Cloudburst Earrings - by Noelle Powell

These little guys are very familiar items to anyone who knows me.  I made them myself and, ever since their creation a couple months ago, I have worn them frequently.  To an experienced metalsmith they are very simple pieces to fabricate.  For me, not so much.  I sketched out a design that was small and would require some tiny torch work specifically to have a reason to experiment with that skill.

The bottom of each earring, the “cloud,” was simply cut out of brass.  As I have worn these, the brass has turned several different shades.  I haven’t polished them and I just let them go until they finally landed at the patina you see today. When I cut out the brass, I left little tabs which were then looped over and the ends soldered down.

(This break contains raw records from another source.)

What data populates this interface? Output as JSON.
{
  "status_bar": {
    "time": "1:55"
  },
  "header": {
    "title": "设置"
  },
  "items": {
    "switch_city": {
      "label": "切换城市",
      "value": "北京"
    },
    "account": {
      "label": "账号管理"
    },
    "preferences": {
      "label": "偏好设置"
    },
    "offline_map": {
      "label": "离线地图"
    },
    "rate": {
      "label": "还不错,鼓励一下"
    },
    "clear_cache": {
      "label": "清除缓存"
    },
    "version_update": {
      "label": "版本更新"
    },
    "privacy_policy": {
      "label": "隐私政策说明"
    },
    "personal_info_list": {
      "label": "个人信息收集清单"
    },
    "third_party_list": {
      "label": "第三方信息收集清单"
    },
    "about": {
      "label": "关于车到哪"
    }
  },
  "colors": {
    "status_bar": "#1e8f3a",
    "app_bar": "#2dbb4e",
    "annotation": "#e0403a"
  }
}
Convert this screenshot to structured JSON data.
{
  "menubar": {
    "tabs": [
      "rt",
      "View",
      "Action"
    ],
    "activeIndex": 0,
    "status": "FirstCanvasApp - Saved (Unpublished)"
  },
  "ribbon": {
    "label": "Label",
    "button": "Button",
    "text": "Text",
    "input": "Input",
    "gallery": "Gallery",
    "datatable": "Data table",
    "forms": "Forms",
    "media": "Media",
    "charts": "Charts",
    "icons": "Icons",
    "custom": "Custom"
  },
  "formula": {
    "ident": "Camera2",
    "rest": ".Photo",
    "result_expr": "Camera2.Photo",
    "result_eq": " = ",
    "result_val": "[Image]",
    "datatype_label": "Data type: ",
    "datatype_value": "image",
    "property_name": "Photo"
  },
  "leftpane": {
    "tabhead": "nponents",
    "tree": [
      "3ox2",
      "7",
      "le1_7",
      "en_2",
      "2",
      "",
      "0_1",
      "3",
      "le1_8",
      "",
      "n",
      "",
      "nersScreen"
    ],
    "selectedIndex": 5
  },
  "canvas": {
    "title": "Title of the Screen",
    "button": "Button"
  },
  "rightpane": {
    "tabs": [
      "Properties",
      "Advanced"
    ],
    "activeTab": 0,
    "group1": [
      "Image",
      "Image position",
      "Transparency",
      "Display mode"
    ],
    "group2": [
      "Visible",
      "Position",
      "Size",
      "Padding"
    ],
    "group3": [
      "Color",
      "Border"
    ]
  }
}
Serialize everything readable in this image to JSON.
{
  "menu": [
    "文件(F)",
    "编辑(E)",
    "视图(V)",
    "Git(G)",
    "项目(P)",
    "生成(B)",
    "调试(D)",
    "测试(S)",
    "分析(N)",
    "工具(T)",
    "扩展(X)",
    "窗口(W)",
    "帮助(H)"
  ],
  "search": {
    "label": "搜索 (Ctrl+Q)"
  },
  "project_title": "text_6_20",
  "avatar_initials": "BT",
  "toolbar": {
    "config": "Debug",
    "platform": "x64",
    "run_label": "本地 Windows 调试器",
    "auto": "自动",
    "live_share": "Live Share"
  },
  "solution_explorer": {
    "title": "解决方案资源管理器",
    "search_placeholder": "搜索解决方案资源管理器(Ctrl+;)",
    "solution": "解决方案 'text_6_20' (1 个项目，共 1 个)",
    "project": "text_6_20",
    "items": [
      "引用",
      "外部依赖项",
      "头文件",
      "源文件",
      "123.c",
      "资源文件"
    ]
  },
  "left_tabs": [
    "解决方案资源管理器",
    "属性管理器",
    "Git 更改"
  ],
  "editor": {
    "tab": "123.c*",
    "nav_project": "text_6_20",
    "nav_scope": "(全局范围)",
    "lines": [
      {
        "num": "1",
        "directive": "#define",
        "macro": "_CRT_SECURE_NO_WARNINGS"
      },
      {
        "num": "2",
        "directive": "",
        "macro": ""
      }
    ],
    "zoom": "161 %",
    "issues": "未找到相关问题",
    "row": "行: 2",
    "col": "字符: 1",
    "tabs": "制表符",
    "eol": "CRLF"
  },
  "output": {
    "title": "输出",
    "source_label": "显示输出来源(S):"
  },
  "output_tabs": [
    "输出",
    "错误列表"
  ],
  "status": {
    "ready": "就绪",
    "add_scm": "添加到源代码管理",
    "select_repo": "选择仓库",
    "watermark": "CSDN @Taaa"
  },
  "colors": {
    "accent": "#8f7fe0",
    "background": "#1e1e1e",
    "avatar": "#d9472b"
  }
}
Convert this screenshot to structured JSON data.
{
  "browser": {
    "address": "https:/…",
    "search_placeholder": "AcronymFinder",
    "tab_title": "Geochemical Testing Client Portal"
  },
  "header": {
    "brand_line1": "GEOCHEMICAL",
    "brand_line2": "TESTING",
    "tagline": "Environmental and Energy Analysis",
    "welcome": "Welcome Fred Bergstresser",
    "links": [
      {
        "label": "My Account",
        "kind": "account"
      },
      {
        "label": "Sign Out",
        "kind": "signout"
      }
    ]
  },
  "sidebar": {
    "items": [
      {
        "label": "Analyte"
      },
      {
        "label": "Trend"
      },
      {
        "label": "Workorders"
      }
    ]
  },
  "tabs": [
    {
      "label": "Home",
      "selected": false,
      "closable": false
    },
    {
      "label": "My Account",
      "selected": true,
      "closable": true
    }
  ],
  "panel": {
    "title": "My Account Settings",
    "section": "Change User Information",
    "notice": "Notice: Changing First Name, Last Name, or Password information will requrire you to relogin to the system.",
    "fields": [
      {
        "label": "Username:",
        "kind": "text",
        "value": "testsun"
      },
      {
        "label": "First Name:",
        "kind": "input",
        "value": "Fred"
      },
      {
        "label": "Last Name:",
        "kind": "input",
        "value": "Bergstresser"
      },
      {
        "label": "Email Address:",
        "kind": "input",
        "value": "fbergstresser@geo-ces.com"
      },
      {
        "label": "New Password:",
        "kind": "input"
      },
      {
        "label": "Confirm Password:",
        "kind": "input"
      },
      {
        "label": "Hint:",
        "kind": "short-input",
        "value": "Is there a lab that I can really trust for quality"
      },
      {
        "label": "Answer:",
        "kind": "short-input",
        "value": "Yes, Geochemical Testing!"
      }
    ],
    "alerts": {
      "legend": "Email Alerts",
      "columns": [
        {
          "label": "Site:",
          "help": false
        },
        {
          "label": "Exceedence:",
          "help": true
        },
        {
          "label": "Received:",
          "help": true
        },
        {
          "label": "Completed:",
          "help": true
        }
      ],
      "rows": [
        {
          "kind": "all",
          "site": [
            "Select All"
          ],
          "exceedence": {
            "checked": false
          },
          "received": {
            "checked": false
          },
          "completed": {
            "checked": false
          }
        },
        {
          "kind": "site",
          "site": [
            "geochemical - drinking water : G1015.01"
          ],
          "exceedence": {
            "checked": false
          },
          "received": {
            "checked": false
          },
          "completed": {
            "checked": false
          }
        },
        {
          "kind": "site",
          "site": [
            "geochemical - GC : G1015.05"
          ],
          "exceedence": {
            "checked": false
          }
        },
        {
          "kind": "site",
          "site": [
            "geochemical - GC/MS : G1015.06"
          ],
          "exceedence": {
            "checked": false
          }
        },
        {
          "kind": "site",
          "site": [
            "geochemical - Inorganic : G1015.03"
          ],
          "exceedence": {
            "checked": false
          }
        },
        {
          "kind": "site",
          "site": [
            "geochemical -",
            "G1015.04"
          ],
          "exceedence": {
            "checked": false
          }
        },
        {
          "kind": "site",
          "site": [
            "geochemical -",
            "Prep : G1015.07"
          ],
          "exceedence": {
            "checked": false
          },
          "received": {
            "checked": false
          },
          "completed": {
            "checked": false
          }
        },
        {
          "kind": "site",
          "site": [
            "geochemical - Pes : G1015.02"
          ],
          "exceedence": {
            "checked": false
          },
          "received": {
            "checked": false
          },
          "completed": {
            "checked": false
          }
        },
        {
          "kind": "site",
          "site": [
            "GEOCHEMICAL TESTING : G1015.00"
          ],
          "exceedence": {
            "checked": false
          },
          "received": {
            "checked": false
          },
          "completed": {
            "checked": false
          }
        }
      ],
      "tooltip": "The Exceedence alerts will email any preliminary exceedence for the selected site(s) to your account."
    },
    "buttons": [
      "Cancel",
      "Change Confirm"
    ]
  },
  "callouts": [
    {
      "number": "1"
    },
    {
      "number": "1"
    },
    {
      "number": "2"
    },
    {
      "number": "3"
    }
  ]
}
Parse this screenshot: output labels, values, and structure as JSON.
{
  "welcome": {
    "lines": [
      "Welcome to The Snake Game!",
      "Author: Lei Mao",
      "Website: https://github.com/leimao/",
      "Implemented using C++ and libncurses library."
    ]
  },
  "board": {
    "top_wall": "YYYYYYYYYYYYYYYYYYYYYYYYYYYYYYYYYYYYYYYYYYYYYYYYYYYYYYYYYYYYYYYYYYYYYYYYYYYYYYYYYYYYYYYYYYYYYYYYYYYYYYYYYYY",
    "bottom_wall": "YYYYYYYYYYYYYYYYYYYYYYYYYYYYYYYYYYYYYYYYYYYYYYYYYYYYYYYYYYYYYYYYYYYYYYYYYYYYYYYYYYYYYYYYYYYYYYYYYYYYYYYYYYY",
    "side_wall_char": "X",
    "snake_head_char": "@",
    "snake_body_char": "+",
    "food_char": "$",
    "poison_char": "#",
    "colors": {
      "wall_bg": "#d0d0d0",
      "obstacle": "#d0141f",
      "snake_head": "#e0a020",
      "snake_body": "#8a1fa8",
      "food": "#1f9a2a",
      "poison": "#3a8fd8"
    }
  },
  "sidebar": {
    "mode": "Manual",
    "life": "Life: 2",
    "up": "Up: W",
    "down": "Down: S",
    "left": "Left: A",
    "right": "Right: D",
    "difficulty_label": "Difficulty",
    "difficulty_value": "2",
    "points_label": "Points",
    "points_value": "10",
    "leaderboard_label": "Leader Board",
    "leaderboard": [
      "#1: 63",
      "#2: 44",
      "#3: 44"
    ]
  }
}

Thus, the tubes were made that the earring wire goes through.

The earring wires are silver, of course, and they gave me the chance to practice using the torch to ball the silver.  On these, a good eye would notice that the silver is a bit pitted, which, as I understand from my teacher, means that I let the torch stay on the metal just a nanosecond longer than I should have.  Practice, practice.

What was I thinking when I designed them?  I was trying to achieve that casual functionality that I appreciate in jewelry.  The functional component (the earring wire) as design element.  I wanted to create something that worked with negative space and that had some movement.  In the end, I really like them but I think it could be done better.  I intend to make another version in the future with, perhaps, a focal point that has a more fluid shape.

Creekbed Ring

This is one of my own creations.  I made it by the lost-wax casting method and the small aquamarine cabochon was added to the finished piece.   The design is meant to be an abstract rendering of the stones at the bottom of a creekbed.  I like the idea of mixing organic shapes and themes with cleaner, geometric angles.  I guess I imagine a piece of a natural scene removed and fashioned into a new item with angles, sides, and frames.

It was cast with largely pure silver but some old sterling silver jewelry was melted in as well — making the ring less the 99% pure but more pure than sterling.   It is my hope to offer this piece for sale in the future.  At the moment, I am still in the process of building a collection.